What lines in the listing below hold the string "Sales"? Please copy them out.

▶ _LISTED ENTRIES_

• • • •

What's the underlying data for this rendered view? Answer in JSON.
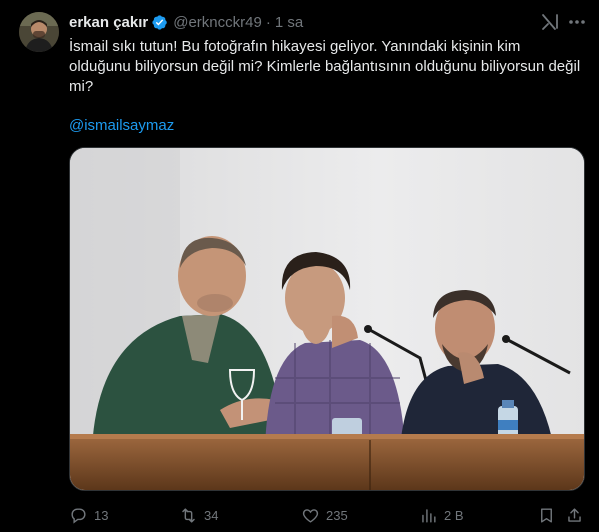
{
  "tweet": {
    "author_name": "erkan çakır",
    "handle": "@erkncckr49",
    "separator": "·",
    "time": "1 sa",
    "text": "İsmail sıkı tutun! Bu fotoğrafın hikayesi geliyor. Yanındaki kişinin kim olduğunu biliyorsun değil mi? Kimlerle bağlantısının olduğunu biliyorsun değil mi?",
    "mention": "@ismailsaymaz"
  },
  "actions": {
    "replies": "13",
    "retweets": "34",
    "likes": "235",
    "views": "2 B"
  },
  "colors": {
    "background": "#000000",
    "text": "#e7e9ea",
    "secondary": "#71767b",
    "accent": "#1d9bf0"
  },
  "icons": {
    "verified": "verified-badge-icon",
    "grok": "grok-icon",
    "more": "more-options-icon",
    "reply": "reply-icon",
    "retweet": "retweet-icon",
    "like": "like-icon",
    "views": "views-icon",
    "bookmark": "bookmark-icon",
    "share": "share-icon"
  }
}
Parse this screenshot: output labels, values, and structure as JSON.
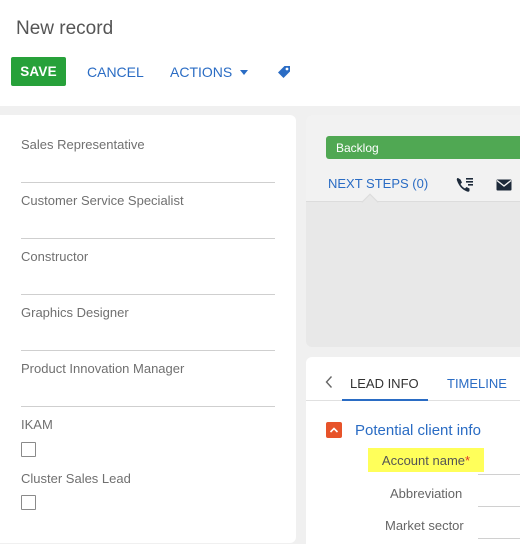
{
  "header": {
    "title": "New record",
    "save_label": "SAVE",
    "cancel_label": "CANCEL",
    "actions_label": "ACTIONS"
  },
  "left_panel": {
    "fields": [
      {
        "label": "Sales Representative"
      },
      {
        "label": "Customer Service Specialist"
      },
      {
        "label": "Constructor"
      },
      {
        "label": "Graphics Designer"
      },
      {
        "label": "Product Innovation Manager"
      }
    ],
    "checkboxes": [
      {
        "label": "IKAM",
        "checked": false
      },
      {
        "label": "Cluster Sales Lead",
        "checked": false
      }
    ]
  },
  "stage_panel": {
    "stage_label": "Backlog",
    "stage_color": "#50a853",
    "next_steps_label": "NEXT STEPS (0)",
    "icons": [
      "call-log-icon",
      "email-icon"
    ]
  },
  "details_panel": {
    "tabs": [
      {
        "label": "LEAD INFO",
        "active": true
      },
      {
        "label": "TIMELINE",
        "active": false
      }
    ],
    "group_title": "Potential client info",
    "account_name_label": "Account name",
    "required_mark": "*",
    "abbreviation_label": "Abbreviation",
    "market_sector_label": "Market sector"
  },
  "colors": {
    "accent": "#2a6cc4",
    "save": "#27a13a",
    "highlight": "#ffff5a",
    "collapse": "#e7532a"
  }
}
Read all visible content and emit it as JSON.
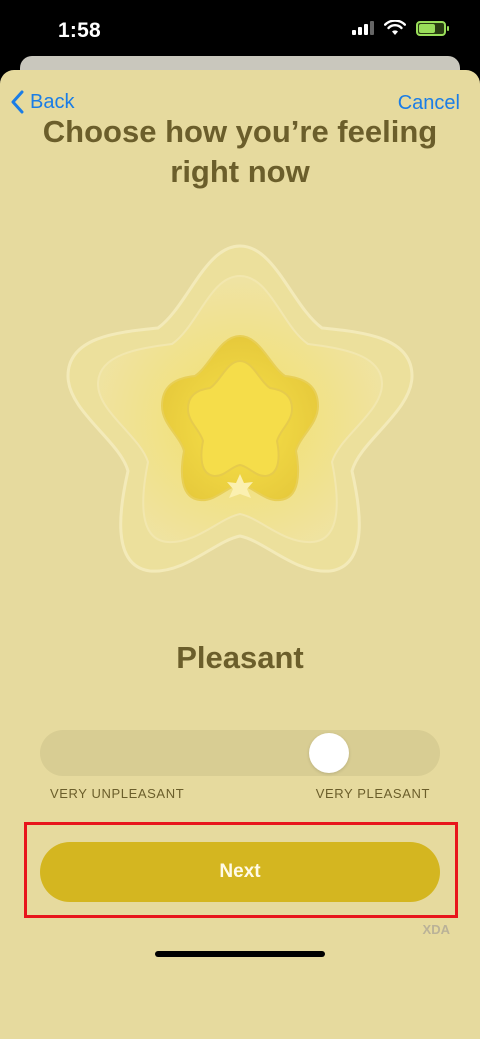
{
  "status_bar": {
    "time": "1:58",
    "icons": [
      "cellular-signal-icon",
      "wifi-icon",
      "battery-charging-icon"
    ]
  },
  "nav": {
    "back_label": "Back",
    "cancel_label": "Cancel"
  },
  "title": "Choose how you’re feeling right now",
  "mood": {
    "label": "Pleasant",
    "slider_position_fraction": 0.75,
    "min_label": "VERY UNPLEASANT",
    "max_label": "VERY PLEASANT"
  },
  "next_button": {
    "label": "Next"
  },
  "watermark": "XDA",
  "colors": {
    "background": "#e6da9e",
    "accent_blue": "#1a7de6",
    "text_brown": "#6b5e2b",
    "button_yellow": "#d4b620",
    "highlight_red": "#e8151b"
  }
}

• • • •

▶ _TASK RESULT_
        "label": "Sales Representative"
        "label": "Cluster Sales Lead",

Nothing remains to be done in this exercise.